Sometimes “serves 4” isn’t enough. Take the recipes in these two cookbooks, for instance.
The Cook’s Recipe Manual for Navy, Army, Air Force, Munitions Plants, Camps, and Schools specializes in recipes for large groups – think cafeteria large. It was published during the war, when camps were cropping up as men and women joined the military, and the publishers assumed that some of these camp canteens would not necessarily be run by those experienced with meal preparation on such a vast scale. The book includes all sorts of helpful tips on making the most of every ingredient and how to vary the menu so soldiers or workers wouldn’t be eating canned peaches and oatmeal every single morning. Here, the book informs how many pounds of meat you can pull from each side of beef:
You can understand how a commercial kitchen might need to serve 100 people, but imagine the kind of party where you’d need to serve 2,000, and imagine cooking it all in huge kettles outdoors. Here’s how The Southern Cookbook: 322 Old Dixie Recipes suggests you make the traditional Kentucky stew “burgoo”:
Who’s the lucky guy who gets to peel those two tons of potatoes?!
We’re always tickled to see these recipes for unimaginable quantities of food. Why not publish a recipe that serves fewer, and assume your readers will scale up if they need 1,200 gallons?

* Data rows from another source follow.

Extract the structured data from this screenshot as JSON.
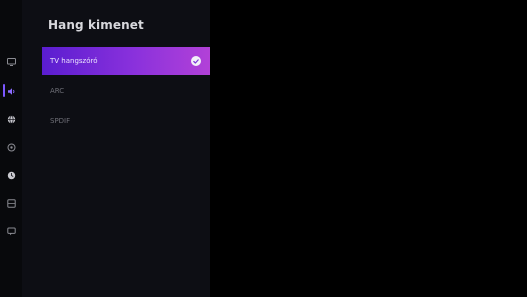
{
  "panel": {
    "title": "Hang kimenet",
    "options": [
      {
        "label": "TV hangszóró",
        "selected": true,
        "icon": "check-circle-icon"
      },
      {
        "label": "ARC",
        "selected": false
      },
      {
        "label": "SPDIF",
        "selected": false
      }
    ]
  },
  "rail": {
    "items": [
      {
        "icon": "picture-icon"
      },
      {
        "icon": "sound-icon",
        "active": true
      },
      {
        "icon": "network-icon"
      },
      {
        "icon": "channel-icon"
      },
      {
        "icon": "general-icon"
      },
      {
        "icon": "apps-icon"
      },
      {
        "icon": "support-icon"
      }
    ]
  },
  "colors": {
    "accent_start": "#5a1dd0",
    "accent_end": "#b241d8",
    "background": "#000000",
    "panel_background": "#0d0e14",
    "rail_background": "#08090c"
  }
}
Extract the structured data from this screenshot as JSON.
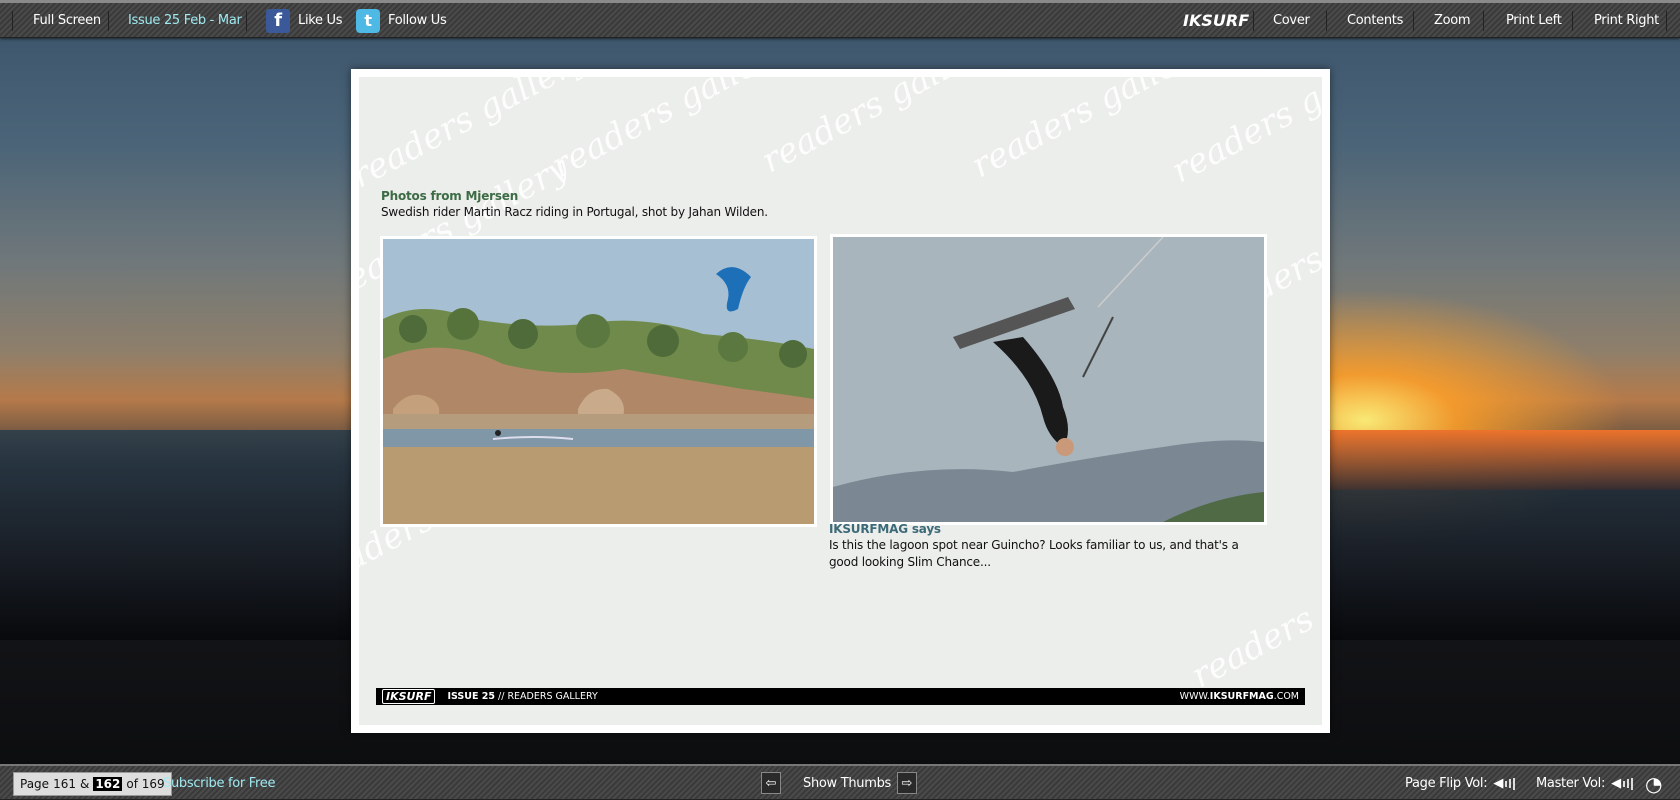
{
  "topbar": {
    "full_screen": "Full Screen",
    "issue": "Issue 25 Feb - Mar",
    "like_us": "Like Us",
    "follow_us": "Follow Us",
    "brand": "IKSURF",
    "cover": "Cover",
    "contents": "Contents",
    "zoom": "Zoom",
    "print_left": "Print Left",
    "print_right": "Print Right"
  },
  "page": {
    "photos_title": "Photos from Mjersen",
    "photos_caption": "Swedish rider Martin Racz riding in Portugal, shot by Jahan Wilden.",
    "says_title": "IKSURFMAG says",
    "says_text": "Is this the lagoon spot near Guincho? Looks familiar to us, and that's a good looking Slim Chance...",
    "watermark": "readers gallery",
    "footer_logo": "IKSURF",
    "footer_issue": "ISSUE 25",
    "footer_section": " // READERS GALLERY",
    "footer_url_pre": "WWW.",
    "footer_url_bold": "IKSURFMAG",
    "footer_url_post": ".COM"
  },
  "bottombar": {
    "page_label": "Page",
    "page_left": "161",
    "amp": "&",
    "page_right": "162",
    "of_label": "of 169",
    "subscribe": "Subscribe for Free",
    "show_thumbs": "Show Thumbs",
    "page_flip_vol": "Page Flip Vol:",
    "master_vol": "Master Vol:"
  },
  "colors": {
    "accent": "#9fe9f0",
    "caption_green": "#3c6b45",
    "says_blue": "#3d6a78"
  }
}
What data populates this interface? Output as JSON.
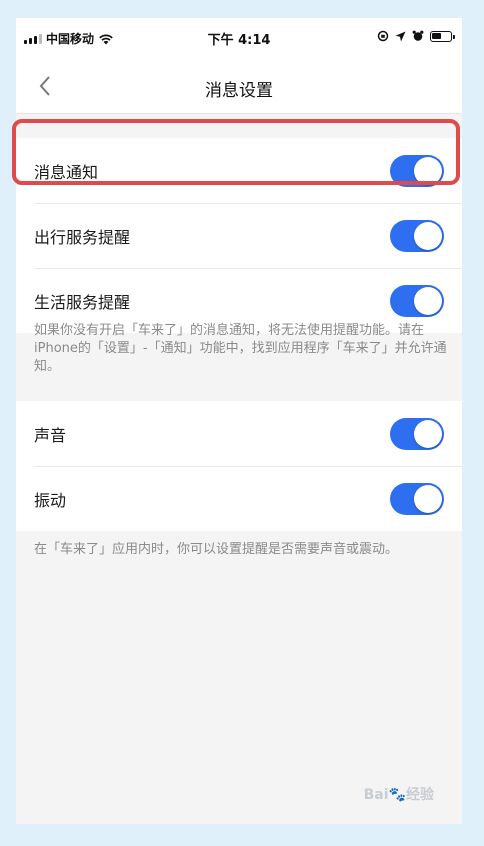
{
  "status_bar": {
    "carrier": "中国移动",
    "time": "下午 4:14"
  },
  "nav": {
    "title": "消息设置",
    "back_icon": "chevron-left-icon"
  },
  "group1": {
    "rows": [
      {
        "label": "消息通知",
        "enabled": true
      },
      {
        "label": "出行服务提醒",
        "enabled": true
      },
      {
        "label": "生活服务提醒",
        "enabled": true
      }
    ],
    "note": "如果你没有开启「车来了」的消息通知，将无法使用提醒功能。请在iPhone的「设置」-「通知」功能中，找到应用程序「车来了」并允许通知。"
  },
  "group2": {
    "rows": [
      {
        "label": "声音",
        "enabled": true
      },
      {
        "label": "振动",
        "enabled": true
      }
    ],
    "note": "在「车来了」应用内时，你可以设置提醒是否需要声音或震动。"
  },
  "colors": {
    "toggle_on": "#2d6ff0",
    "highlight": "#e04a4a",
    "background": "#dff0fb"
  }
}
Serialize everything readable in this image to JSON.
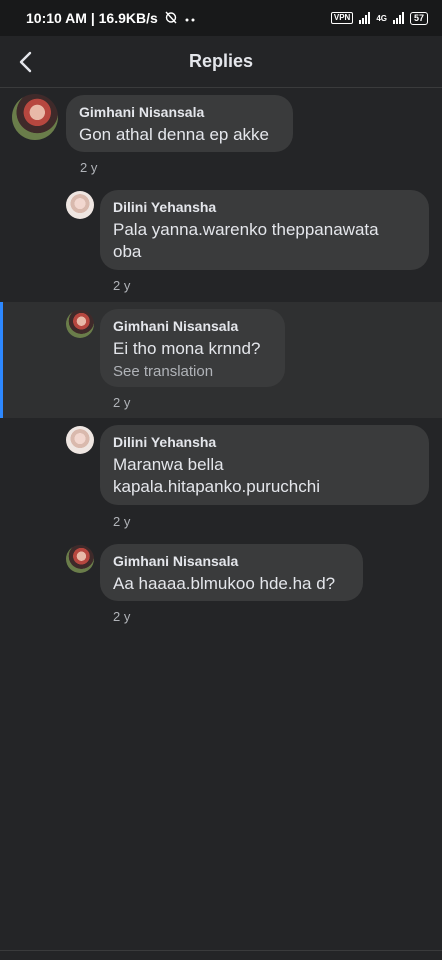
{
  "status_bar": {
    "time": "10:10 AM | 16.9KB/s",
    "vpn": "VPN",
    "network": "4G",
    "battery": "57",
    "icons": [
      "alarm-off-icon",
      "more-dots-icon",
      "signal-icon",
      "battery-icon"
    ]
  },
  "header": {
    "title": "Replies",
    "back_icon": "chevron-left-icon"
  },
  "replies": [
    {
      "author": "Gimhani Nisansala",
      "text": "Gon athal denna ep akke",
      "time": "2 y"
    },
    {
      "author": "Dilini Yehansha",
      "text_lines": [
        "Pala yanna.warenko theppanawata",
        "oba"
      ],
      "time": "2 y"
    },
    {
      "author": "Gimhani Nisansala",
      "text": "Ei tho mona krnnd?",
      "translation": "See translation",
      "time": "2 y"
    },
    {
      "author": "Dilini Yehansha",
      "text_lines": [
        "Maranwa bella",
        "kapala.hitapanko.puruchchi"
      ],
      "time": "2 y"
    },
    {
      "author": "Gimhani Nisansala",
      "text": "Aa haaaa.blmukoo hde.ha d?",
      "time": "2 y"
    }
  ],
  "colors": {
    "background": "#242527",
    "bubble": "#3a3b3c",
    "highlight": "#2f3031",
    "accent": "#2d88ff",
    "muted_text": "#b0b3b8"
  }
}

We can only guess that no self-respecting host would bother with a burgoo unless he was hosting the whole town. Bon Appetit!